Where does the word "JSON" show up in the data? Please find each such line and copy it.

App and web page records
§

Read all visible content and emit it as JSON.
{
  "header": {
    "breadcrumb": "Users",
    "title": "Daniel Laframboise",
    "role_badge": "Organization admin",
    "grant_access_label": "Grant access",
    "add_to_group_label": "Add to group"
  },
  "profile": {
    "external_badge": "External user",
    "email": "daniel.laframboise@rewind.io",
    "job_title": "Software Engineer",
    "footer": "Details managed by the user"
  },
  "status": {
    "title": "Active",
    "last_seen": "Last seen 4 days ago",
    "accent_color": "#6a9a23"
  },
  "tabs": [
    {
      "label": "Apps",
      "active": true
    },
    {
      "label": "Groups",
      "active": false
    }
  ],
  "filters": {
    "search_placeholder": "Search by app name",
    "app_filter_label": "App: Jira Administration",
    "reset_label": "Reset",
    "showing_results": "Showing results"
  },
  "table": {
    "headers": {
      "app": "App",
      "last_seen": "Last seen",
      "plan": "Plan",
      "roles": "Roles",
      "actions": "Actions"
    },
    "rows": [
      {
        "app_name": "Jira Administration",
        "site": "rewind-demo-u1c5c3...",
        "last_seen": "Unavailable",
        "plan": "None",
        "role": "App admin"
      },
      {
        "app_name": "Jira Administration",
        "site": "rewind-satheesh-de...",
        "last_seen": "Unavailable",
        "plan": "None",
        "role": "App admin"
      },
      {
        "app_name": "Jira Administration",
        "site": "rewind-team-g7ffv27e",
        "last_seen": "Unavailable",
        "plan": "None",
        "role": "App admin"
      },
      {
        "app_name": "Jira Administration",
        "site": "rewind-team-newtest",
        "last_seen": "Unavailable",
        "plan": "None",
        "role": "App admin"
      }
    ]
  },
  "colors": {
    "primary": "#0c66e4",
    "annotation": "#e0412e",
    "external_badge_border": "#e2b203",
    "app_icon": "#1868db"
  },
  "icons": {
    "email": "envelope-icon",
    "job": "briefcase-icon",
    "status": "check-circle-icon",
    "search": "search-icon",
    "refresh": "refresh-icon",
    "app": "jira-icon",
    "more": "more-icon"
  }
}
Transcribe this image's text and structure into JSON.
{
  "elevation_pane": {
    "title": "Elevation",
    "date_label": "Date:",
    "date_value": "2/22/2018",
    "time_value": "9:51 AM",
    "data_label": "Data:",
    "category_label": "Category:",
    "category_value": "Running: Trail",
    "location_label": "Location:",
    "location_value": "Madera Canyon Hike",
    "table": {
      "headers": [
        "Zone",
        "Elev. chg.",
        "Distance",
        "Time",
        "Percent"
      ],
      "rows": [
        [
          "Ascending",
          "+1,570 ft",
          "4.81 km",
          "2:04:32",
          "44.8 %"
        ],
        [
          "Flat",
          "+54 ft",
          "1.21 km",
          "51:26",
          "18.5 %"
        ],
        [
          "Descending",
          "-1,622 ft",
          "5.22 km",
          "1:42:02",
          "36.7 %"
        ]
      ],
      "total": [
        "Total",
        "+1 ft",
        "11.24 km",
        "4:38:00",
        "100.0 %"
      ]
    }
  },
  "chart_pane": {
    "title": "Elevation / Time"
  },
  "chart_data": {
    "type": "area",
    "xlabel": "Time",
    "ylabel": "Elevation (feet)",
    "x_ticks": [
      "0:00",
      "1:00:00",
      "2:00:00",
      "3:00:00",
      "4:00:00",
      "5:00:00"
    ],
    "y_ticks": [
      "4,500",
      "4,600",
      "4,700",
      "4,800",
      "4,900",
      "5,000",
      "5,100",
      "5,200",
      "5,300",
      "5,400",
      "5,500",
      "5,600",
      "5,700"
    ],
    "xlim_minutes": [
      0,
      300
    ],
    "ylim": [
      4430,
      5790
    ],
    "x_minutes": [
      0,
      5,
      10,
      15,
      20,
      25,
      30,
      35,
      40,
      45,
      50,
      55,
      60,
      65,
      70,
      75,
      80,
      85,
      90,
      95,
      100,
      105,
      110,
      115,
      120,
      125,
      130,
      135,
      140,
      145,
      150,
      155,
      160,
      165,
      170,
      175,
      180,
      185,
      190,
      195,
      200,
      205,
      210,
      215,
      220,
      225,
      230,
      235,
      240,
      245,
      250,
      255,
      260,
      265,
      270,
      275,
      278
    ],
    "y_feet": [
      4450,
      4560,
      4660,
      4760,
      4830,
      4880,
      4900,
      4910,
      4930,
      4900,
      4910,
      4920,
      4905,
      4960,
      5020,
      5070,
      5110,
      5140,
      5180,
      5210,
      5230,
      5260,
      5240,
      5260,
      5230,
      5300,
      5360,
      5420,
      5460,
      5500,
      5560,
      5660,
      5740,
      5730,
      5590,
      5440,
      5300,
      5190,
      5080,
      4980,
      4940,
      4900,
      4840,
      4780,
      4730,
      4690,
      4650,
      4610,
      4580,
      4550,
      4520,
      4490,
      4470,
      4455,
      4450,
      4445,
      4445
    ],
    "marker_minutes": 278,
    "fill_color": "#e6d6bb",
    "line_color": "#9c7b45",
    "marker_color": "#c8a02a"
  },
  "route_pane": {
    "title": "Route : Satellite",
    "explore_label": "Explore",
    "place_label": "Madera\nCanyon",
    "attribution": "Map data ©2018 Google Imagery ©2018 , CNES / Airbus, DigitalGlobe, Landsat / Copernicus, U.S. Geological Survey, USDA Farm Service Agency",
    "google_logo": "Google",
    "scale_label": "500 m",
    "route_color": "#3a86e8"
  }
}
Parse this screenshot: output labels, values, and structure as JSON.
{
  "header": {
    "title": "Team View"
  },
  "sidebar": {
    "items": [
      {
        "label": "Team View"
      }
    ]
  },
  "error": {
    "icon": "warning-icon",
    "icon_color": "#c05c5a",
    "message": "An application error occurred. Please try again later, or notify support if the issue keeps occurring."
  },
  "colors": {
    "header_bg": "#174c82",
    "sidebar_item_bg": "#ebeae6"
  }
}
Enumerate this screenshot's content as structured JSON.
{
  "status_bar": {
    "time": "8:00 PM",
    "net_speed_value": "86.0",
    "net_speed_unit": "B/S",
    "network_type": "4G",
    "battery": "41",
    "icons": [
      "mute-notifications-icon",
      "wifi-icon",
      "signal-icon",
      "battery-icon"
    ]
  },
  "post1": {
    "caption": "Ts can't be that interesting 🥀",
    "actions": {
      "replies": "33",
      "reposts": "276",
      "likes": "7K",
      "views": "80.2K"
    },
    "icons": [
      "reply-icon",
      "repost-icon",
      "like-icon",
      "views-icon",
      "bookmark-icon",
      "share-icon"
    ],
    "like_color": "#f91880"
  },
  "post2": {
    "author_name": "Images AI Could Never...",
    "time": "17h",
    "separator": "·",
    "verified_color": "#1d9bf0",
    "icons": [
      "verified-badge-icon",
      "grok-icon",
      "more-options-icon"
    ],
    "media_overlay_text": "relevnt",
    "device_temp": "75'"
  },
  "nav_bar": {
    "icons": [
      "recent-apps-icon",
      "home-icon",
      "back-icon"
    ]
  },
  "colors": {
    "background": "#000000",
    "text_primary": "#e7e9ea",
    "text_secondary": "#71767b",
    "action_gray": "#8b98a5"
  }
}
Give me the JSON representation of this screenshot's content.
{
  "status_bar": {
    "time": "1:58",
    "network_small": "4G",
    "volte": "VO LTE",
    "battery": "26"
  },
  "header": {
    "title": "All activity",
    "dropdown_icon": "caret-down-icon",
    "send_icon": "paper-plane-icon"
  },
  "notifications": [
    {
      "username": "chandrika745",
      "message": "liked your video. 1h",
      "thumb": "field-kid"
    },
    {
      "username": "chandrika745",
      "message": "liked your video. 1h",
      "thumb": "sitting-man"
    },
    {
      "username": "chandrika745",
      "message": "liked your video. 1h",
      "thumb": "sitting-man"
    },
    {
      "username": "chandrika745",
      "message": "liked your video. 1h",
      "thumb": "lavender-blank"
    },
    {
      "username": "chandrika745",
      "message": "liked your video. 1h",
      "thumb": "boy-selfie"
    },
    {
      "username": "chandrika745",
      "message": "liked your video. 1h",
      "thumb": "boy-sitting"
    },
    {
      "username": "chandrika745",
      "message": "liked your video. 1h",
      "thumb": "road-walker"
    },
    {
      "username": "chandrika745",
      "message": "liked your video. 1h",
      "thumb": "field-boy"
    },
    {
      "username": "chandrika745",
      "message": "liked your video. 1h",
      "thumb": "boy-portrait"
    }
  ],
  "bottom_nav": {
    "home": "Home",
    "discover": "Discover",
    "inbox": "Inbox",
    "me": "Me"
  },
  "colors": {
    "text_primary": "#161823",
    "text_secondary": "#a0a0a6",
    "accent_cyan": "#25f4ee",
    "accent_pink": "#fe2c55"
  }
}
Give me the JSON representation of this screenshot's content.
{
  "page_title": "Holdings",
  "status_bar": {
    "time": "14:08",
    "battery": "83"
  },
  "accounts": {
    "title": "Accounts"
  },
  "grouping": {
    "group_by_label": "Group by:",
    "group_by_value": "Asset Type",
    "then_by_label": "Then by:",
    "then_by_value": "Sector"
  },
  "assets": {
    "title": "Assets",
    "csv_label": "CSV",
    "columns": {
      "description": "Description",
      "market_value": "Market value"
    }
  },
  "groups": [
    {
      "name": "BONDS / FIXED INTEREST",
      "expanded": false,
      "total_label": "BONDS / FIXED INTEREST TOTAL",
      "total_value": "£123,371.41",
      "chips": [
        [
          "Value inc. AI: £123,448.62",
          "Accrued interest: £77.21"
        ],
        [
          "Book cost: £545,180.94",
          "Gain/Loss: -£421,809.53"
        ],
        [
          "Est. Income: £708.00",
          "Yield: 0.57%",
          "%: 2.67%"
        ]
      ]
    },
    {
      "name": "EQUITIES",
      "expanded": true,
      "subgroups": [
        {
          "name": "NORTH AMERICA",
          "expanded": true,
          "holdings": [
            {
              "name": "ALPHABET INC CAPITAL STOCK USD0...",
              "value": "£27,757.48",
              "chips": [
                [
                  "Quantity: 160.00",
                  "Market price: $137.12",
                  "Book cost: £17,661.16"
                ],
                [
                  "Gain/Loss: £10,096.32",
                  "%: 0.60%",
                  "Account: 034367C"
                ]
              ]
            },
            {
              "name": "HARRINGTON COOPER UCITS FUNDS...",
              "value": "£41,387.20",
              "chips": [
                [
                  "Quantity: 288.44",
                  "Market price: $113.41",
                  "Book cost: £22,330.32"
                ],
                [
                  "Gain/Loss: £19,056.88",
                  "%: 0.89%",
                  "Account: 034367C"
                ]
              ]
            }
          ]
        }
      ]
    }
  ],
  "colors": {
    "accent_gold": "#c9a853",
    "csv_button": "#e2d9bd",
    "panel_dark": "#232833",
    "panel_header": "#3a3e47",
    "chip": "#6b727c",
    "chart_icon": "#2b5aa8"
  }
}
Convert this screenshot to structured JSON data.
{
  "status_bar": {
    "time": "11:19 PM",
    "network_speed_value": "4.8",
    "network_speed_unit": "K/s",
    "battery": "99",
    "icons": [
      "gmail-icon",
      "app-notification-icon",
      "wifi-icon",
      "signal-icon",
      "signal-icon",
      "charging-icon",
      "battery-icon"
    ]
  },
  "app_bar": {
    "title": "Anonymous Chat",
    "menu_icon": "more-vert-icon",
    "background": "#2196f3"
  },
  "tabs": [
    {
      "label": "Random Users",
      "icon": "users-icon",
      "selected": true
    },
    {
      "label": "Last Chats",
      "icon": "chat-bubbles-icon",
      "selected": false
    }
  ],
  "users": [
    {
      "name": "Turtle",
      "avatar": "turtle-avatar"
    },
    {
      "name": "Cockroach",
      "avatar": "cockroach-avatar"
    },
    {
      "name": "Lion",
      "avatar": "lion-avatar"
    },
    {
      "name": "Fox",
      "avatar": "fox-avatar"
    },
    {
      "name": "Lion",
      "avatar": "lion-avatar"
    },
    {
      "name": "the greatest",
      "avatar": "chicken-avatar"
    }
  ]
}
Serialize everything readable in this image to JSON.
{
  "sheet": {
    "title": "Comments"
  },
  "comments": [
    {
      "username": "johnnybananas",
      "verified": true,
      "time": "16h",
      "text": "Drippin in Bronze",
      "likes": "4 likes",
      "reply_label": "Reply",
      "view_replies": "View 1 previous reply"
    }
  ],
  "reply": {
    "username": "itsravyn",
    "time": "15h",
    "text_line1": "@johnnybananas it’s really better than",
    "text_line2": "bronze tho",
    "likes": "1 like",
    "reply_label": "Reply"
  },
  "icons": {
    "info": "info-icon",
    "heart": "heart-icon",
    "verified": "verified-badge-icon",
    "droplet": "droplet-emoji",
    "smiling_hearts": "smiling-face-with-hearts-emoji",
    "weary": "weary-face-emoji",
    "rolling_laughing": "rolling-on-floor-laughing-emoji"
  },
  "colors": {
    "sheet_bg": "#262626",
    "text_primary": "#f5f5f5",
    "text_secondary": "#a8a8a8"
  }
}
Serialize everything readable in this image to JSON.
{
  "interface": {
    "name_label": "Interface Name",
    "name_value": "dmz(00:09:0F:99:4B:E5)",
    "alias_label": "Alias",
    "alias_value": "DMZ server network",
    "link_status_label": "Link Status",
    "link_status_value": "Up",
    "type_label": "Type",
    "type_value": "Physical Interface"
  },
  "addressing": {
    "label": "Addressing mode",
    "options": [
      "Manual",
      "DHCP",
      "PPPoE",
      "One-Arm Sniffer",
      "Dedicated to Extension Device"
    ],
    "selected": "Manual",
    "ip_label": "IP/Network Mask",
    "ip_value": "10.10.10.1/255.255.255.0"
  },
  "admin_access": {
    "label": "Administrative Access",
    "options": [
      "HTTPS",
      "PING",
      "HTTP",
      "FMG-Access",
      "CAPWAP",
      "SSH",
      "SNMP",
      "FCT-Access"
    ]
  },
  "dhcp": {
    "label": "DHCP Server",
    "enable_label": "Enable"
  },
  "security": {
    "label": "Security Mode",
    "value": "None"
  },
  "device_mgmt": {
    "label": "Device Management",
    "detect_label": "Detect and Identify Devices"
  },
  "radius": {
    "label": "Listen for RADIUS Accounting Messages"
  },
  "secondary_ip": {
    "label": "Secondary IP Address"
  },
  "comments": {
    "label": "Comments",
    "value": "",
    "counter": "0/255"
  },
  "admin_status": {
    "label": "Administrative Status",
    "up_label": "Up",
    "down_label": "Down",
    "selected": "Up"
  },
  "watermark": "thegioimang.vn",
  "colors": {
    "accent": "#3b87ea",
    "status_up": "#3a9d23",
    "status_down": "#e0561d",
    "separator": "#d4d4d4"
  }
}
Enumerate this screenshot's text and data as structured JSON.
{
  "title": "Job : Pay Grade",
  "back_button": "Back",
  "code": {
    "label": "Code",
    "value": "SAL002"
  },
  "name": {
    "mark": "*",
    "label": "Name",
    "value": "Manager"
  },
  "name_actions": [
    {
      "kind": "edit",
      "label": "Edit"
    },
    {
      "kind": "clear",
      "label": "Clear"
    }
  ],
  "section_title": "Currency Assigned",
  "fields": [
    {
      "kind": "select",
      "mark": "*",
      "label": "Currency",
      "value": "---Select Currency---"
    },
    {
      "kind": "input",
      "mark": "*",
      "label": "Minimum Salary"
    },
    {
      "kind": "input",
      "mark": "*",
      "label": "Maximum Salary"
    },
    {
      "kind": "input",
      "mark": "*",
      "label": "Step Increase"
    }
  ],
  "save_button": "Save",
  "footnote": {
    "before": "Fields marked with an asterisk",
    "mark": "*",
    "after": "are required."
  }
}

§

▸ WORKED SOLUTION:
Read all visible content and emit it as JSON.
Transcribe this image's text and structure into JSON.
Parse this screenshot: output labels, values, and structure as JSON.
Enumerate this screenshot's content as structured JSON.
Give me the JSON representation of this screenshot's content.
Give me the JSON representation of this screenshot's content.
Convert this screenshot to structured JSON data.
Serialize everything readable in this image to JSON.
Serialize everything readable in this image to JSON.
Enumerate this screenshot's text and data as structured JSON.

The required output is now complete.